(Entries from a dataset of interfaces)
====
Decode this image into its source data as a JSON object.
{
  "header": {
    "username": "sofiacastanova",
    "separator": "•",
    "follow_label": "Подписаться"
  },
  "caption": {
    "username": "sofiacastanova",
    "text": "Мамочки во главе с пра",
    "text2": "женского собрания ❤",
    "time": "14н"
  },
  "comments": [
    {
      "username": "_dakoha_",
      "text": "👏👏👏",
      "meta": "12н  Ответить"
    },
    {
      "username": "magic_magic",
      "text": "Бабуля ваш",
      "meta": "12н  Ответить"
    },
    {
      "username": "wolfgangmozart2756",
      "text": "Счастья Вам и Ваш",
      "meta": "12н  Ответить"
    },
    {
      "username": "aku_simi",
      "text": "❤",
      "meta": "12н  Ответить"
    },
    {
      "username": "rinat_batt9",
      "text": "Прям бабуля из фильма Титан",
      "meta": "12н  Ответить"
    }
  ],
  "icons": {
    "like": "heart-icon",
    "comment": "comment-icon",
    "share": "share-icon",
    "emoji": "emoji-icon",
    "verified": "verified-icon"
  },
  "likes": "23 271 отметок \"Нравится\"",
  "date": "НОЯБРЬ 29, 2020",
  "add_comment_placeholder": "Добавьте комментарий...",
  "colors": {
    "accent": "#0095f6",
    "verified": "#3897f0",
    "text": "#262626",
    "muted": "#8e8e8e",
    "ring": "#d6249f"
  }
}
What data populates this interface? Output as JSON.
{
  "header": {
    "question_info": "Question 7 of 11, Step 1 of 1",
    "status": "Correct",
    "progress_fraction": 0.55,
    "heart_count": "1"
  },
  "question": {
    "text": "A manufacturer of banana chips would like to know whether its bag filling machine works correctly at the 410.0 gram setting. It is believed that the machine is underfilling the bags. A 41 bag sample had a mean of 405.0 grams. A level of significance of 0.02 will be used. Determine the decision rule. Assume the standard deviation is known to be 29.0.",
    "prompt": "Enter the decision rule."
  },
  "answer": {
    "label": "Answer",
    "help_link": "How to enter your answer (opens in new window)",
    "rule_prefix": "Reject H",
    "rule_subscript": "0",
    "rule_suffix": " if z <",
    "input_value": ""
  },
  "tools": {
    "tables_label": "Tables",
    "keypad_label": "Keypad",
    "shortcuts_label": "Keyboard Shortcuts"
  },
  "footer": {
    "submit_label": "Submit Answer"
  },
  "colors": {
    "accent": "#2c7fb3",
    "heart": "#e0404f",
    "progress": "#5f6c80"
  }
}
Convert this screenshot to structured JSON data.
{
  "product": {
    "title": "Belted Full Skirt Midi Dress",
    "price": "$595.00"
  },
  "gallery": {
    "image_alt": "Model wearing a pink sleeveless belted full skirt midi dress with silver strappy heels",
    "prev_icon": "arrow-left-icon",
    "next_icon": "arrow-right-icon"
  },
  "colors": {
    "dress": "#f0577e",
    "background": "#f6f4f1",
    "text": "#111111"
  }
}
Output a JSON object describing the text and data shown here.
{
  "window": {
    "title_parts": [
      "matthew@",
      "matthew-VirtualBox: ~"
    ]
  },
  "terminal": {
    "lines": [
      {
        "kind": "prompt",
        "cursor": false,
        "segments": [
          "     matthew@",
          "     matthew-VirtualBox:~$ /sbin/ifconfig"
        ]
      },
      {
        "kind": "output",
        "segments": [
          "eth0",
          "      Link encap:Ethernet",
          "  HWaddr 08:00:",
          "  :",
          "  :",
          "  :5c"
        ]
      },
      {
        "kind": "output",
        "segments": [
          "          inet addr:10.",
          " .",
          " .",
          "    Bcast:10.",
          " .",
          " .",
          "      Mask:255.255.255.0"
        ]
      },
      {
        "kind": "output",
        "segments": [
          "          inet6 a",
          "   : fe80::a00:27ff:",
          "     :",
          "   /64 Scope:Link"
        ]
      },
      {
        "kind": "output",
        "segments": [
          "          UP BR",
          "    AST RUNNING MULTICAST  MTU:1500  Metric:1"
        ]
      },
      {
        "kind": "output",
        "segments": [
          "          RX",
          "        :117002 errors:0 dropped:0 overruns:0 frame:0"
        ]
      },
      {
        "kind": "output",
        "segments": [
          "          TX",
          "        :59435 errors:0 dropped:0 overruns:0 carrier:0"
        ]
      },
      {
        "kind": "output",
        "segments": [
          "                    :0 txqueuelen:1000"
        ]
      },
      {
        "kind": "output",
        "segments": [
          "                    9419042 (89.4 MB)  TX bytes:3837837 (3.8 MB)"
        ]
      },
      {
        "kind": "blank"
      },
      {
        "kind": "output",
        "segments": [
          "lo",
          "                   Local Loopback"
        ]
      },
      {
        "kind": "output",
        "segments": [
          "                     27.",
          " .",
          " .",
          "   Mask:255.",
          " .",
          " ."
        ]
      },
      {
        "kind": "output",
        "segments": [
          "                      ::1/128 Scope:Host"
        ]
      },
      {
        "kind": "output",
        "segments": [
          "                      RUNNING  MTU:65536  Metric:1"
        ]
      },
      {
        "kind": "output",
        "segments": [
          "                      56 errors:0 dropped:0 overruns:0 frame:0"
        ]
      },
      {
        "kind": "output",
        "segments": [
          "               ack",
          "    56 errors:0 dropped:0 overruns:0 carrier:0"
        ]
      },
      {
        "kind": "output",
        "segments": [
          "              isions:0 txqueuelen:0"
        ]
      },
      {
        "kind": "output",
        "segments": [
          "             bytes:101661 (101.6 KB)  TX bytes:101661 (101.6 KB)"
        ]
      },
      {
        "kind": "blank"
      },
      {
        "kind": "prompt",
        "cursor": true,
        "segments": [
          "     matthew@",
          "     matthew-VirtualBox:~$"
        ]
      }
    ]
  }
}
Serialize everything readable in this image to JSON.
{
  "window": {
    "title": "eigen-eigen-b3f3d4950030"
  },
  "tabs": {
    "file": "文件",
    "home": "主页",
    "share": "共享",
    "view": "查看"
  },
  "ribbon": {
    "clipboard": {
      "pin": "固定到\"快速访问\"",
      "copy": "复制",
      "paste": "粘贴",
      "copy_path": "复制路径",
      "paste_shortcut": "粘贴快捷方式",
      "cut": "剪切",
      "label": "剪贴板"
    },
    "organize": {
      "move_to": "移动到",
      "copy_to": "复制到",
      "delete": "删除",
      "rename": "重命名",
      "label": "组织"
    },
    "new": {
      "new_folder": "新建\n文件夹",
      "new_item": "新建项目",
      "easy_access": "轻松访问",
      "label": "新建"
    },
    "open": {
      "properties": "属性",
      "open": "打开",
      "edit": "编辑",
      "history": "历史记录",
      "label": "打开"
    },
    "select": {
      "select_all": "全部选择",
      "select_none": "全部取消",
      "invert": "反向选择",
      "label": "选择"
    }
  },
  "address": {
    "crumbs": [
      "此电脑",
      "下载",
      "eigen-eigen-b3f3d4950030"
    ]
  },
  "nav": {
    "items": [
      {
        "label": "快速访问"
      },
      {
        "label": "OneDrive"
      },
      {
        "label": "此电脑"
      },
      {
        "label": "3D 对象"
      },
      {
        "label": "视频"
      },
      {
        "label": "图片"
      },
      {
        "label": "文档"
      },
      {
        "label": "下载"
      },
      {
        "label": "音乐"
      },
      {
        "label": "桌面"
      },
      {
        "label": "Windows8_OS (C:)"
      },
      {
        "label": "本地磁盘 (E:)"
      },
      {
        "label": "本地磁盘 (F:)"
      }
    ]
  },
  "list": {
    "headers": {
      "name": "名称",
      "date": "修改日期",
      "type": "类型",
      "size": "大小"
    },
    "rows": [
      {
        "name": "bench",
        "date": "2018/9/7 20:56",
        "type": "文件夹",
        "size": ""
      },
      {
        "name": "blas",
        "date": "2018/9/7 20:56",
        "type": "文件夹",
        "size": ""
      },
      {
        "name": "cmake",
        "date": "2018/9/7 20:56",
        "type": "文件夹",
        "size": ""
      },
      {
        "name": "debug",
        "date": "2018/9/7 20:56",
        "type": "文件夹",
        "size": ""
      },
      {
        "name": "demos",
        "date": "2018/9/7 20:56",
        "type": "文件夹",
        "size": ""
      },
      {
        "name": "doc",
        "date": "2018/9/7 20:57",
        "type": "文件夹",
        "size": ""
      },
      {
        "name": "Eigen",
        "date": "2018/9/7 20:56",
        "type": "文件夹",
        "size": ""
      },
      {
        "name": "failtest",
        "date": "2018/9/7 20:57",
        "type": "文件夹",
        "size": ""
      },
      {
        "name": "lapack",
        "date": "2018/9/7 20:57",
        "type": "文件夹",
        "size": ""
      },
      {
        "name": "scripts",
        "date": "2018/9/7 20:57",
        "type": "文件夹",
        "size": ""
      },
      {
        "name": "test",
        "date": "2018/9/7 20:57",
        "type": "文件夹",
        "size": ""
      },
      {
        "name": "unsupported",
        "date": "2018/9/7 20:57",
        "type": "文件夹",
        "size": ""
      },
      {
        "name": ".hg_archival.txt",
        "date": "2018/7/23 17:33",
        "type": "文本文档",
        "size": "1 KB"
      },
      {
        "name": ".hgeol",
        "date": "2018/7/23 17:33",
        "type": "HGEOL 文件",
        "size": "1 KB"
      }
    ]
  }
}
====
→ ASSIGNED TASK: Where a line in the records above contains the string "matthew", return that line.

→ EXERCISE ANSWER:
      "matthew@",
      "matthew-VirtualBox: ~"
          "     matthew@",
          "     matthew-VirtualBox:~$ /sbin/ifconfig"
          "     matthew@",
          "     matthew-VirtualBox:~$"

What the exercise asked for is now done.